Since When Did The FDA Dictate Criminal Policy?

We’ve listened to, and posted, a lot of Alan Colmes’ interviews with right-wing figures here in the past, but I don’t think we’ve ever come across one as frustrating and contentious as last night’s interview with the AFA’s Bryan Fischer. 

I can say for sure that I have never heard Colmes use the word “weasel” so many times in one interview, but it was entirely warranted as he had brought Fischer on to discuss his position that “those ‘who practice homosexuality’ should come under the purview of the law just as much as those who take people captive in order to sell them into slavery.” 

But Fischer refused to do so, stating, as he did in his follow-up post yesterday, that he never explicitly said that gays should be imprisoned, insisting rather that his point was that gays should be treated exactly the same as intravenous drug abusers. 

When Colmes attempted to get Fischer to explain just what he thinks should happen to drug abusers (and, by extension, gays) Fischer refused to say, simply repeating that whatever the policy is, it ought to be the same for gays.

It went on for twenty minutes as Colmes tried to get Fischer to defend and explain his point, while Fischer played games with semantics and pretended that he was doing so: 

Basically, Fischer’s position is that if the law says that drug users get jail time and/or rehabilitation, then that is what should happen to gays as well.  And that view seems to rest entirely upon FDA policy banning gay men and intravenous drug users from donating blood.

I have no idea why Fischer thinks that this FDA policy regarding blood donation means that drug use and gay sex are exactly the same thing and ought to be treated the same in all regards. 

His logic seems to be that:

Intravenous drug use can spread HIV;

Gay male sex can spread HIV;

Intravenous drug use is illegal;

Therefore gay male sex should be illegal.

Of course, intravenous drug use is illegal not because it can spread HIV, but because all drug use is illegal.  Drug use has been illegal for decades in this country, long before the emergence of HIV. 

It is not the spread of HIV that makes drug use illegal, it is the drug use itself that is illegal. 

The fact that the FDA bans both intravenous drug users and gay men from donating blood is fundamentally irrelevant to the legality of either drug use or gay sex. 

For that matter, you know who else is banned from donating blood:

People who have received transplants of animal tissue or organs are excluded from giving blood because of the still largely unknown risks of transmitting unknown or emerging pathogens harbored by the animal donors. People who have recently traveled to or lived abroad in certain countries may be excluded because they are at risk for transmitting agents such as malaria or variant Creutzfeldt-Jakob Disease (vCJD).

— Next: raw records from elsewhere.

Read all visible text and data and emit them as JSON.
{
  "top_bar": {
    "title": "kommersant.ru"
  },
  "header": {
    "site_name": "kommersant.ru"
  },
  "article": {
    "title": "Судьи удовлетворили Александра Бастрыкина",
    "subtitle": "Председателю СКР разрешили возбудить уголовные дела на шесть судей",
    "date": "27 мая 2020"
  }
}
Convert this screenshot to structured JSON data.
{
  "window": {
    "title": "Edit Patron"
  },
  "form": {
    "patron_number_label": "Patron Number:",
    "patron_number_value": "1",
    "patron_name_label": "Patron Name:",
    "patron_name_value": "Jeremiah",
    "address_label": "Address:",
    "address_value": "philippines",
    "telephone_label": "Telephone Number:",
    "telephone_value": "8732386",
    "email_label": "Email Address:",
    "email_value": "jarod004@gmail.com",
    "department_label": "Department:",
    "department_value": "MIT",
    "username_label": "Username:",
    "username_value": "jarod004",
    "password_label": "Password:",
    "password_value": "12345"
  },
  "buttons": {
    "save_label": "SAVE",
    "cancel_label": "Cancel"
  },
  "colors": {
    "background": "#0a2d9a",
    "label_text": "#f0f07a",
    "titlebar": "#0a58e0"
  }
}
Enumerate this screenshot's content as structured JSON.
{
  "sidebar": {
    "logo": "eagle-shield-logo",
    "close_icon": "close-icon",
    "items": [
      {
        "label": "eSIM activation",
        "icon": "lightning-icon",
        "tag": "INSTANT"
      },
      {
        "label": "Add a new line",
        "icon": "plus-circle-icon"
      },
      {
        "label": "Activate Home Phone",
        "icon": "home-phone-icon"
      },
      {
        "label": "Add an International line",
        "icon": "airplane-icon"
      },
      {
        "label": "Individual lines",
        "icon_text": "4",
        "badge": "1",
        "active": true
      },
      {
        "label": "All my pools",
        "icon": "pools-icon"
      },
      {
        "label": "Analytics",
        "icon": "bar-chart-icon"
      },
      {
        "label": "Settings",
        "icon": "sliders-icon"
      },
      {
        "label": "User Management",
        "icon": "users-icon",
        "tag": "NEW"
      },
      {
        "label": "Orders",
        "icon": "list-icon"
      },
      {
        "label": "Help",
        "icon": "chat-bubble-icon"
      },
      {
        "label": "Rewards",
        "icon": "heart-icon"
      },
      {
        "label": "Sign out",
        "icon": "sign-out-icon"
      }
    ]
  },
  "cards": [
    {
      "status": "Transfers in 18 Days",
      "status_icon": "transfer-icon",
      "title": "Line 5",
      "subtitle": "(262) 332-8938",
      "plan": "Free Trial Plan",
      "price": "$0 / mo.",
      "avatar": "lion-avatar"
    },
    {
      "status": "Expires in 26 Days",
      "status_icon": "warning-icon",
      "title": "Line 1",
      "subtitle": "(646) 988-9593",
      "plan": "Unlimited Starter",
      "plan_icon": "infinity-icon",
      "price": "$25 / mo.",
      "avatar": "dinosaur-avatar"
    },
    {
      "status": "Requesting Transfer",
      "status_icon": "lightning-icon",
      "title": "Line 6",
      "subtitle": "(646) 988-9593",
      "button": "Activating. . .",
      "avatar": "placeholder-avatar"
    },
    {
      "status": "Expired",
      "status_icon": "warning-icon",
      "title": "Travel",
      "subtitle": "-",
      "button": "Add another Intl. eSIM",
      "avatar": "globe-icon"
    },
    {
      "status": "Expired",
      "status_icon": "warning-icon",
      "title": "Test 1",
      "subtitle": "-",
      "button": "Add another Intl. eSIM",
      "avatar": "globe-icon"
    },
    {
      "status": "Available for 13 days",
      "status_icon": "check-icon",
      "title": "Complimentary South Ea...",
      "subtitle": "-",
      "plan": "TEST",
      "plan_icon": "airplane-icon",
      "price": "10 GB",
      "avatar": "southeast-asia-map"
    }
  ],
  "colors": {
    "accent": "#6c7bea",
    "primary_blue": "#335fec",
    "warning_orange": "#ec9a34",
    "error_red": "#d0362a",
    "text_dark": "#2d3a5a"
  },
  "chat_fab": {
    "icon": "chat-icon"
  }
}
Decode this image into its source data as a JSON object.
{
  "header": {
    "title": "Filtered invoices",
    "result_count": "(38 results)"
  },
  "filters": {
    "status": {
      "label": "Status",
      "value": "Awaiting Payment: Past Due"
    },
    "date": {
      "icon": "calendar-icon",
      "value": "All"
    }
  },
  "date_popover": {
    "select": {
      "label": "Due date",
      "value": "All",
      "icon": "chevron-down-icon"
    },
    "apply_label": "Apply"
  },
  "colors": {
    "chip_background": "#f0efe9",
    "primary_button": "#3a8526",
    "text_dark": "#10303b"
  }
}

So, using Fischer’s logic, organ donors and people who have lived abroad ought to be subject to the same punishments/treatments as drug users, since they too are banned by the FDA from donating blood for the very same reasons.